The first sin is simply the sin of despair. For any serious Christian, the mere notion of despair should be anathema. After all, how could any serious Christian ever lose hope in the example of Christ? Above all else, the Resurrection is a testament against hopelessness. When Jesus defeated death, he proved, beyond all doubt, that we have nothing to fear or feel hopeless about, neither in this world nor in life everlasting. The trials and tribulations of this world cannot destroy the next world if we follow His example and believe on Him.
The second sin is the nurturing of hope for a System that is inherently antithetical to God - that is, diametrically opposed to Truth, Beauty, and Virtue. The System is not only anti-Good, it has been meticulously engineered to actively wage war against the Good. Any experienced beneficial side effects of the System are either remnants from an earlier time (when the System itself may have been less inherently evil) or purely material by-products that offer nothing above the level of physical comfort, convenience, or pleasure.
To lose hope over a System that was designed to generate perpetual hopelessness, a System whose sole purpose in the past century (at least) has been to deny and destroy the Truth at every possible turn is akin to a Gulag prisoner losing hope in the proper, effective functioning of the Gulag that tortures him and keeps him captive.
The manner in which the System is faltering or collapsing (take your pick) is not something we should be celebrating or embracing. By the same token, it is also not something we should be resisting or despairing over. The System should have faltered or collapsed decades, nay centuries ago, but this development should have been achieved through our own willed decision to turn away from the System and establish a new mode of Being.
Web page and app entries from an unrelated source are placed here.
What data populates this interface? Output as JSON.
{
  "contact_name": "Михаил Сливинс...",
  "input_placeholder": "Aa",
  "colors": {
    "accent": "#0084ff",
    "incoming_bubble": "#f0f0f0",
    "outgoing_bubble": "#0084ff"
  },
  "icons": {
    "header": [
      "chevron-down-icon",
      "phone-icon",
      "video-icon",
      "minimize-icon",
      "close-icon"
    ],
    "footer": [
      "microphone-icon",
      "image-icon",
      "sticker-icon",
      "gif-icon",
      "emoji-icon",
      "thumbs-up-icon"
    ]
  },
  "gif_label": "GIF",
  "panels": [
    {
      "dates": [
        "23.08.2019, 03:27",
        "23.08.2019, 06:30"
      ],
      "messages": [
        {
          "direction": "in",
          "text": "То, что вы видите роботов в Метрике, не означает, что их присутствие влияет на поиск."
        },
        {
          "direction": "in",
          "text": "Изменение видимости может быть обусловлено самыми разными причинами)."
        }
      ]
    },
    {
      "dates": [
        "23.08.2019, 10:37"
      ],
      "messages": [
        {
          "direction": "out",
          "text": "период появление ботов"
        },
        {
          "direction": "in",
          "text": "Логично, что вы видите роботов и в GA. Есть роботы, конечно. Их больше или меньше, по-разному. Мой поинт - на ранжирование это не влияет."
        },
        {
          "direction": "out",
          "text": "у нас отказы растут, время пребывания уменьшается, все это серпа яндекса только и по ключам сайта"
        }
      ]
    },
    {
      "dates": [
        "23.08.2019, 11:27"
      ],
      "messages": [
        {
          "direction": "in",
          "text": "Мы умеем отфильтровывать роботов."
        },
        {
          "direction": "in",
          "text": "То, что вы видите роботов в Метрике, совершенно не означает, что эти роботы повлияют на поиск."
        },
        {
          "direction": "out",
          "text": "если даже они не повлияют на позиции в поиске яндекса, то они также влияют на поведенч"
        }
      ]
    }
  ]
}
Yet we resisted and rejected that much needed shift of consciousness every time the opportunity to take it up arose. Instead of committing to this much-needed and, at times, sorely overdue consciousness shift we chose instead to double-down on our hope in the System. What we are experiencing now is an epic case of reaping what we have sown. Rather than despair, we should be feeling sorrow and shame - sorrow and shame that we collectively ever allowed ourselves to become materially-enslaved to such evil.
The faltering or total collapse of the System will undoubtedly generate much discomfort, hardship, and pain . . . perhaps even death. It is difficult and unsettling to consider what may await us all - our family, friends, loved ones, and the countless people we don't know - as the System continues to crumble, but we must never forget that all hope in the System is fundamentally sinful and misguided. The System was designed to abandon us. The System was designed to work against us. Hope in the System is, at best, hope invested in totalitarian, bureaucratic tyranny; at worse, it is hope invested in something even more sinister.
Any feeling of despair over the System is a declaration of the victory of evil. Hope, faith, and love are crucial in the here and now, but we should remain vigilant about where we place our hope, faith, and love.
God is a loving Creator. He will never abandon you. He will never work against you. He will arrange the material world in such a way that it becomes what each of us needs to nurture our continued spiritual growth and development. Our continued spiritual growth and development may not necessarily entail our continued material growth and development. This is a difficult pill to swallow for some Christians, but swallowed it must be.
God will never abandon us. God will never work against us. We must remember not to abandon or work against Him. In fact, the time has come to take up the cause our ancestors neglected to take up and begin working with Him creatively. That requires a total shift in consciousness, but that is what is needed, now more than ever.
Note added: Any feeling of despair, especially despair for the System, must be repented. We are all bound to taste despair in the weeks and months ahead. Having said that, it is one thing to taste despair and repent it; it is quite another thing to taste despair and then voluntarily feast on it.